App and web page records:
>>>>
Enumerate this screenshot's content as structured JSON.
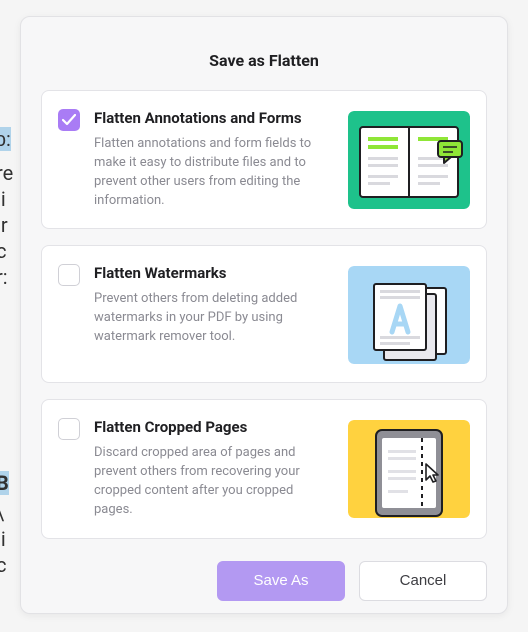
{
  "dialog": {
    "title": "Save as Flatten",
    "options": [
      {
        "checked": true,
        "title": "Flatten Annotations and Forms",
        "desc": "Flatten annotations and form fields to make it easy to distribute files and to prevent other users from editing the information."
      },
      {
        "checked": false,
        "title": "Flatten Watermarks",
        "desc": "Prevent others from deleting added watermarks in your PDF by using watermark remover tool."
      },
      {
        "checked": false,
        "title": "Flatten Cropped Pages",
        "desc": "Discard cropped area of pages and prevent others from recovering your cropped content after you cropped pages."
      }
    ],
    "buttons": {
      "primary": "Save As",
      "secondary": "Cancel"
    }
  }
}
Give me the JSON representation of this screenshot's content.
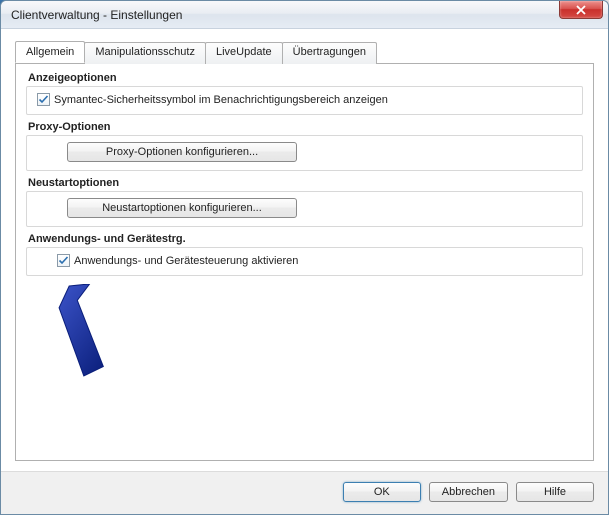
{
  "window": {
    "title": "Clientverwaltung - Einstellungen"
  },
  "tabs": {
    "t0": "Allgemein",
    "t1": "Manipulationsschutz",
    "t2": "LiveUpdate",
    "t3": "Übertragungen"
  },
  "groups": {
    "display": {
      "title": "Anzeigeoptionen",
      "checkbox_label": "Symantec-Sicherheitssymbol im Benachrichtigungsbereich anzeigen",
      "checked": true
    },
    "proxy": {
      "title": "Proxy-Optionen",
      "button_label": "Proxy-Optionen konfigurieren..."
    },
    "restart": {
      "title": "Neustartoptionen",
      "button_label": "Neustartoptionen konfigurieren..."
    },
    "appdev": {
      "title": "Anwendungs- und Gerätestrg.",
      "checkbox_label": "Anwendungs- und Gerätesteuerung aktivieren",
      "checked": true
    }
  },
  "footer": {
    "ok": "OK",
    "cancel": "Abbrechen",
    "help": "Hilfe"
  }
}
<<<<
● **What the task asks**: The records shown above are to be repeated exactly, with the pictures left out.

● **Response**:
Enumerate this screenshot's content as structured JSON.
{
  "dialog": {
    "title": "Save as Flatten",
    "options": [
      {
        "checked": true,
        "title": "Flatten Annotations and Forms",
        "desc": "Flatten annotations and form fields to make it easy to distribute files and to prevent other users from editing the information."
      },
      {
        "checked": false,
        "title": "Flatten Watermarks",
        "desc": "Prevent others from deleting added watermarks in your PDF by using watermark remover tool."
      },
      {
        "checked": false,
        "title": "Flatten Cropped Pages",
        "desc": "Discard cropped area of pages and prevent others from recovering your cropped content after you cropped pages."
      }
    ],
    "buttons": {
      "primary": "Save As",
      "secondary": "Cancel"
    }
  }
}
Give me the JSON representation of this screenshot's content.
{
  "window": {
    "title": "Clientverwaltung - Einstellungen"
  },
  "tabs": {
    "t0": "Allgemein",
    "t1": "Manipulationsschutz",
    "t2": "LiveUpdate",
    "t3": "Übertragungen"
  },
  "groups": {
    "display": {
      "title": "Anzeigeoptionen",
      "checkbox_label": "Symantec-Sicherheitssymbol im Benachrichtigungsbereich anzeigen",
      "checked": true
    },
    "proxy": {
      "title": "Proxy-Optionen",
      "button_label": "Proxy-Optionen konfigurieren..."
    },
    "restart": {
      "title": "Neustartoptionen",
      "button_label": "Neustartoptionen konfigurieren..."
    },
    "appdev": {
      "title": "Anwendungs- und Gerätestrg.",
      "checkbox_label": "Anwendungs- und Gerätesteuerung aktivieren",
      "checked": true
    }
  },
  "footer": {
    "ok": "OK",
    "cancel": "Abbrechen",
    "help": "Hilfe"
  }
}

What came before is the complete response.